Whilst the internet and the interconnectivity of our modern world has brought many benefits, we are all aware there is a dark side to the web and want to try to protect our children when they are online.
Strictly speaking, children shouldn’t have social media accounts of their own. Nearly all social media gives a minimum age limit of around 13, and even then, it should be with parental permission.
However, kids learn quickly how to get around the rules using fake birth dates and their parents’ email address, often with the knowledge of their parent, so clearly our children are using social media.
Some recent studies suggest social media may be quite damaging to our children’s happiness and self-confidence. An article from the Guardian discusses one report that suggests that one hour on social media can reduce a child’s happiness with their life by around 14 per cent.
If we were employers, we could do a CRB check on people who have contact with children like the service available at http://www.carecheck.co.uk/. On the internet, however, no such checks are in place and social media accounts open up a line of communication with children.
You can try banning your children from social media, but given that many of their friends will already be using these sites, you may find they join behind your back anyway.
Set down rules
Before your child signs up, ensure you sit down and discuss the realities of social media. Explain that when things are shared publically, anyone can view the posted content and post comments, some of which can be nasty or hurtful. Most social media allows you to limit access to a poster’s content to a limited group, like just your friends and family.
Explain that online people can and do lie about who they are, where they are and how old they are and that your child needs to be cautious. Tell them that they should tell you if something upsets or disturbs them online.
Ensure they are aware there is certain information that must never be given out online; their full name, address and phone number is to be kept secret at all times.

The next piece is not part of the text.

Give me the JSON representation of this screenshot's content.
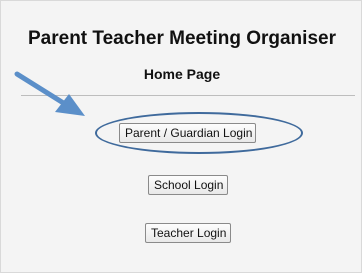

Keep an eye on your kids online. Joining the sites yourself and watching their communications and friends/followers will help you keep them safe.